I didn’t realize how much trouble I had with these words until I started editing other people’s work. Made me think. 🙂
Fascinating. I sometimes post on my blog about words that have interesting histories or multiple definitions that seem to be at odds with one another. It’s what makes English so fun and rich.
I too have other blogs about English words that can confuse – most notably, lie versus lay. I once heard that English is the most challenging language to learn. 🙂
A good collection of words to be wrangled with! 😉
That’s the truth! Barbara 🙂
That zombie looks scary, no matter if he’s awaken or he woke up by himself!
This is a very helpful post. It’s funny how simple things like these can stump us when writing, right? Thanks for sharing. =)
It gets confusing when you edit, too. Glad you found it helpful ~ Barbara. 🙂
The English language can be so elusive with it’s word meanings!

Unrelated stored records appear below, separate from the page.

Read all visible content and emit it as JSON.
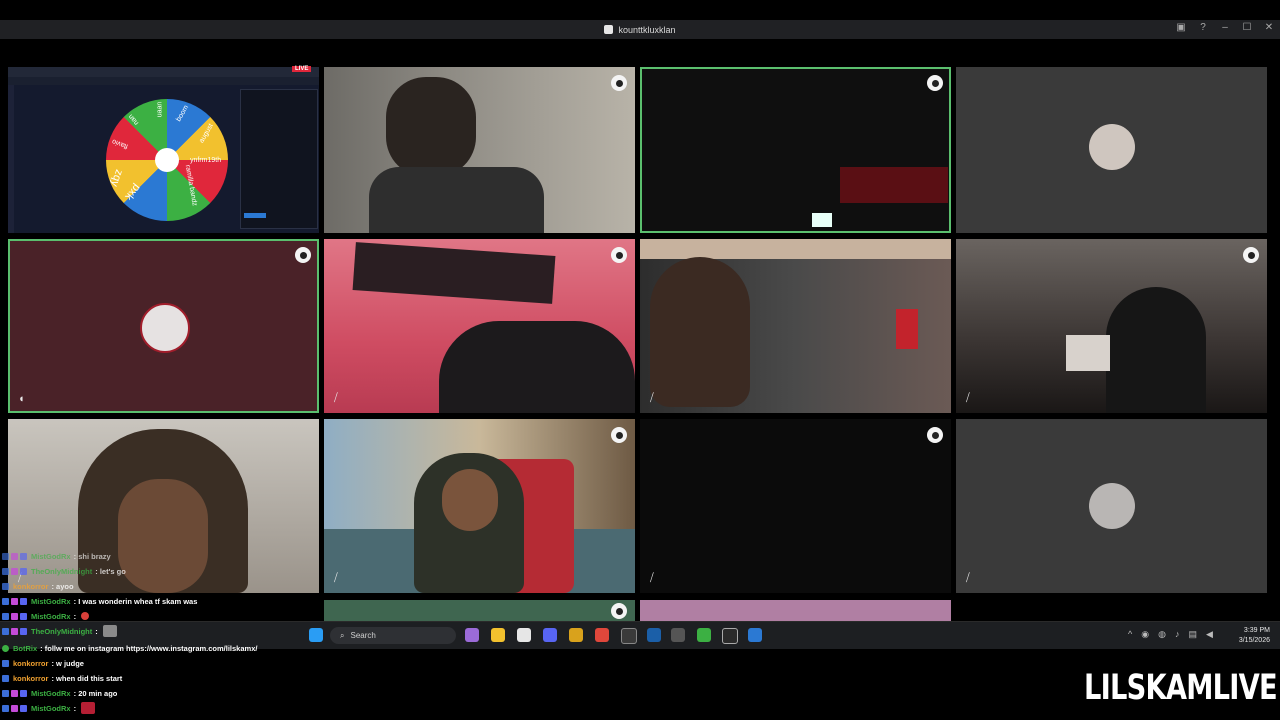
{
  "window": {
    "title": "kounttkluxklan"
  },
  "stream": {
    "live_badge": "LIVE",
    "brand": "LILSKAMLIVE"
  },
  "wheel": {
    "labels": [
      "august",
      "ynfrm19th",
      "ramilla bandz",
      "zqy",
      "pxk",
      "flavio",
      "nan",
      "uaan",
      "boom"
    ]
  },
  "taskbar": {
    "search_label": "Search",
    "time": "3:39 PM",
    "date": "3/15/2026"
  },
  "chat": [
    {
      "user": "MistGodRx",
      "user_color": "#3cb043",
      "text": "shi brazy"
    },
    {
      "user": "TheOnlyMidnight",
      "user_color": "#3cb043",
      "text": "let's go"
    },
    {
      "user": "konkorror",
      "user_color": "#f2a230",
      "text": "ayoo"
    },
    {
      "user": "MistGodRx",
      "user_color": "#3cb043",
      "text": "I was wonderin whea tf skam was"
    },
    {
      "user": "MistGodRx",
      "user_color": "#3cb043",
      "text": ""
    },
    {
      "user": "TheOnlyMidnight",
      "user_color": "#3cb043",
      "text": ""
    },
    {
      "user": "BotRix",
      "user_color": "#3cb043",
      "text": "follw me on instagram https://www.instagram.com/lilskamx/"
    },
    {
      "user": "konkorror",
      "user_color": "#f2a230",
      "text": "w judge"
    },
    {
      "user": "konkorror",
      "user_color": "#f2a230",
      "text": "when did this start"
    },
    {
      "user": "MistGodRx",
      "user_color": "#3cb043",
      "text": "20 min ago"
    },
    {
      "user": "MistGodRx",
      "user_color": "#3cb043",
      "text": ""
    }
  ],
  "colors": {
    "accent_green": "#5bbf6e",
    "tile_bg": "#3a3a3a",
    "taskbar_bg": "#1d1f22"
  }
}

That’s the truth. I’ve read so many blogs on lie versus lay, affect versus effect, etc. 🙂
I edit for other people. I have come to hate to, two, and too, as well as a selection of other homonyms. For me, the worst look-alike instance has always been affect vs. effect.
I hear you. One set of words that has tripped me up was farther versus further. 🙂
You are indeed fortunate. 🙂
There are many of these trip wires out there. I am blessed to have my wife edit for me and she catches all of those mistakes I make.
I never thought about until I was editing my story. 🙂
Thank you for sharing your thoughts. I try to consider the mood of the story, too. 🙂
A lot of people do. I found that out when I was researching the meanings. 🙂
I love the flavour each word brings. Sometime so hard to decide the spice the sentence requires.
Never thought about that till now. I’m ising awaken.
I know what you mean, I often have problems with those particularly pesky words.